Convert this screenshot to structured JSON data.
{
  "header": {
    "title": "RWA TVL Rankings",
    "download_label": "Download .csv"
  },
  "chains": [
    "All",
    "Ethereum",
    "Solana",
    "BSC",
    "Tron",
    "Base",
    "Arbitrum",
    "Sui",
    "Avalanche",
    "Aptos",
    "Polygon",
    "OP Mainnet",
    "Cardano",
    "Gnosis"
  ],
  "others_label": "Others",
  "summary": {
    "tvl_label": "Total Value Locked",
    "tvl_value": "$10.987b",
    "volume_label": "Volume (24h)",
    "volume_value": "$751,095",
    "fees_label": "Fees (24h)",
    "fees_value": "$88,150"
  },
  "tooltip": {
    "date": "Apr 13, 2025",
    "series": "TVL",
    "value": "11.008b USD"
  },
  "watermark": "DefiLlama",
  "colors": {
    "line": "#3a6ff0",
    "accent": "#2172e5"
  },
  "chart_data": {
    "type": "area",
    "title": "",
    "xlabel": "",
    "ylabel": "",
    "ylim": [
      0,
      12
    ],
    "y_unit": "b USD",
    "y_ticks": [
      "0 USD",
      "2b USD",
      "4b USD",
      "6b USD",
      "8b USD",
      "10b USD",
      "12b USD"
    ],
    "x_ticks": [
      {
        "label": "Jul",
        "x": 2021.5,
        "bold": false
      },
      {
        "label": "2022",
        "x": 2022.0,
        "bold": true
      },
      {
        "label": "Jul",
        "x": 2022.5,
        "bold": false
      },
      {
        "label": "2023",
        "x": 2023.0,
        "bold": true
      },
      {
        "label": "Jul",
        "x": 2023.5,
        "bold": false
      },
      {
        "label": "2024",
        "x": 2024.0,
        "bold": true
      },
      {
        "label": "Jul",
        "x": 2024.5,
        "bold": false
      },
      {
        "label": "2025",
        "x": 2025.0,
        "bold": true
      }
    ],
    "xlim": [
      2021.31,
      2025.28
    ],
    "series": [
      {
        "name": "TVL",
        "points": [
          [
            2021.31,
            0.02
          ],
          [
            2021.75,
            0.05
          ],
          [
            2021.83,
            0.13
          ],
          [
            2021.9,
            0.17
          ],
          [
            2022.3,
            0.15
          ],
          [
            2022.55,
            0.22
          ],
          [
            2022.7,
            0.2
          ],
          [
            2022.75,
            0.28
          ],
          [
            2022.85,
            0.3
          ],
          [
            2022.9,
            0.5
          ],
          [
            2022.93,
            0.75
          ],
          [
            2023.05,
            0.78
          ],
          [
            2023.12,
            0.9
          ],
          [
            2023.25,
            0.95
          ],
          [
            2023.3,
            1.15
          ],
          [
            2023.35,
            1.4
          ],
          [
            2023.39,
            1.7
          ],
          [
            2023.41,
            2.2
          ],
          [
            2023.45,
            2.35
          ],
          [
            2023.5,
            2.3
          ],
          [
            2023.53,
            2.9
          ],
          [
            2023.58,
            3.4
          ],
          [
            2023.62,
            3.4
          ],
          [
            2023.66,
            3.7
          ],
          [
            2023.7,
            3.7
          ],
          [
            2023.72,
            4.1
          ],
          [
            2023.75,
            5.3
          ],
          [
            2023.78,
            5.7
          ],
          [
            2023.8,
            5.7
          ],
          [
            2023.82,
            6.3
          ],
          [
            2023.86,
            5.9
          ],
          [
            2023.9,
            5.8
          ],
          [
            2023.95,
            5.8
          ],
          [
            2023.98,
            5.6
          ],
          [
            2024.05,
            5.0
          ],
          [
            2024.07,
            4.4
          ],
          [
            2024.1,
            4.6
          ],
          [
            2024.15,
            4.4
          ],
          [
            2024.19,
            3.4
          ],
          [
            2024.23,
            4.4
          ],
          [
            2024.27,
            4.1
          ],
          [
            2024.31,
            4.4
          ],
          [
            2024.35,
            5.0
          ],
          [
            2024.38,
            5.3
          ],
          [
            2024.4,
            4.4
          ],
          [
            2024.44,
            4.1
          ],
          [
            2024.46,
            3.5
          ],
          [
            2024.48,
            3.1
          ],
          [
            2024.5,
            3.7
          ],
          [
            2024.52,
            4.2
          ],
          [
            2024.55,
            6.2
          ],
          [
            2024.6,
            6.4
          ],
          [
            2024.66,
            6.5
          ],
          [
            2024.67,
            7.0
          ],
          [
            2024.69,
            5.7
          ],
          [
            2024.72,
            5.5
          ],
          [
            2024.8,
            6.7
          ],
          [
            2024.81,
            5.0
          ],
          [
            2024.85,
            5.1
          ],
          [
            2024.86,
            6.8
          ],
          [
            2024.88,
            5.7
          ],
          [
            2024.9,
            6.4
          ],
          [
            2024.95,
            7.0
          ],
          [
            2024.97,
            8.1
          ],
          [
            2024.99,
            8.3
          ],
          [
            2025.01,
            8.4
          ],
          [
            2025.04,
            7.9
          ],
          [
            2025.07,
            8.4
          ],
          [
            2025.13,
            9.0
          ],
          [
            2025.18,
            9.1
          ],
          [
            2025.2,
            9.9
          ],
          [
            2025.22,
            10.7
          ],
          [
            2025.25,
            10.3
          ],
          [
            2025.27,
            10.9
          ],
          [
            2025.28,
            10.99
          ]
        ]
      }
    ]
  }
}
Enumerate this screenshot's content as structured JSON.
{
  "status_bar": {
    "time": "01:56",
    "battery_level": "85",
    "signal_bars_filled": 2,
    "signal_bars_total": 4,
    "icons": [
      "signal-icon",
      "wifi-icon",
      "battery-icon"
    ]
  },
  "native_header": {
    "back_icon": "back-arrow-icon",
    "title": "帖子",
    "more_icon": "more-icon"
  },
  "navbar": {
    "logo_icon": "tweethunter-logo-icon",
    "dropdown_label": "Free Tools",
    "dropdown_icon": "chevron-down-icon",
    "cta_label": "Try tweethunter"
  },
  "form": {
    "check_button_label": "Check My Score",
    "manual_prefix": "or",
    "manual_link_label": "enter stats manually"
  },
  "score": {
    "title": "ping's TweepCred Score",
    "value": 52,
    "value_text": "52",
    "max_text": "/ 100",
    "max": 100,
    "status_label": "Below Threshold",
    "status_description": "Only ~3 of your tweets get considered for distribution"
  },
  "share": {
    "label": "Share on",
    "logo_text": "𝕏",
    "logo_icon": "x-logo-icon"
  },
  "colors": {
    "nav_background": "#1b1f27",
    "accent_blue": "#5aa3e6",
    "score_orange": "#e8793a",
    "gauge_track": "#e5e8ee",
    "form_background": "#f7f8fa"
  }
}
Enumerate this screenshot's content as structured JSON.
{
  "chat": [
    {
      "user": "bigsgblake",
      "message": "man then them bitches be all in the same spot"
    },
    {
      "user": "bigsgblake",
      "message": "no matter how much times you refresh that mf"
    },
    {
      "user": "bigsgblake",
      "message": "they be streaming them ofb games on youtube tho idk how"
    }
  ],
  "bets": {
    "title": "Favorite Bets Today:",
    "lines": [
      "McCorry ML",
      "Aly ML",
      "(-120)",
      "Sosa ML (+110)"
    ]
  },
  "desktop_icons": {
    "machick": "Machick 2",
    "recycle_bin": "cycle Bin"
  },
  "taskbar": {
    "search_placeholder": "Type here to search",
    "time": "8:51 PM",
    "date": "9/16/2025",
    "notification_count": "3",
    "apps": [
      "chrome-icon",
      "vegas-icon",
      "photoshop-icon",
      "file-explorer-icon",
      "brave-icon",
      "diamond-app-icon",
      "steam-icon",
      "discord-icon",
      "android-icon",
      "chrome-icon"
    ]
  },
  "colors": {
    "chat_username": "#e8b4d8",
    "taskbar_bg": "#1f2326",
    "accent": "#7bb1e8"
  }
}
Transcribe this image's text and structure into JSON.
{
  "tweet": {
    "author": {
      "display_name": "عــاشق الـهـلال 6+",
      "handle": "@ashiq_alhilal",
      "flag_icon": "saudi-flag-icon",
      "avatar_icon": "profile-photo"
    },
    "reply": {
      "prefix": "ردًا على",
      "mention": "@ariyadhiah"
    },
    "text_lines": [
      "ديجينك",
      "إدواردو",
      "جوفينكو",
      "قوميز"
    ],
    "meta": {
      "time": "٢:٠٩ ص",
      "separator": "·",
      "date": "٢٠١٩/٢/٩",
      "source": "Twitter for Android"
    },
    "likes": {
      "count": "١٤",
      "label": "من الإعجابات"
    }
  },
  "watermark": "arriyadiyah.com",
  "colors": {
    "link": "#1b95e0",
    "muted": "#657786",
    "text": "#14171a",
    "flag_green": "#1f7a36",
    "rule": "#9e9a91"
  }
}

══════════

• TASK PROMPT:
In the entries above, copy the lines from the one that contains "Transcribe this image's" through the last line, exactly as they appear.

• RESULT OF THE TASK:
Transcribe this image's text and structure into JSON.
{
  "tweet": {
    "author": {
      "display_name": "عــاشق الـهـلال 6+",
      "handle": "@ashiq_alhilal",
      "flag_icon": "saudi-flag-icon",
      "avatar_icon": "profile-photo"
    },
    "reply": {
      "prefix": "ردًا على",
      "mention": "@ariyadhiah"
    },
    "text_lines": [
      "ديجينك",
      "إدواردو",
      "جوفينكو",
      "قوميز"
    ],
    "meta": {
      "time": "٢:٠٩ ص",
      "separator": "·",
      "date": "٢٠١٩/٢/٩",
      "source": "Twitter for Android"
    },
    "likes": {
      "count": "١٤",
      "label": "من الإعجابات"
    }
  },
  "watermark": "arriyadiyah.com",
  "colors": {
    "link": "#1b95e0",
    "muted": "#657786",
    "text": "#14171a",
    "flag_green": "#1f7a36",
    "rule": "#9e9a91"
  }
}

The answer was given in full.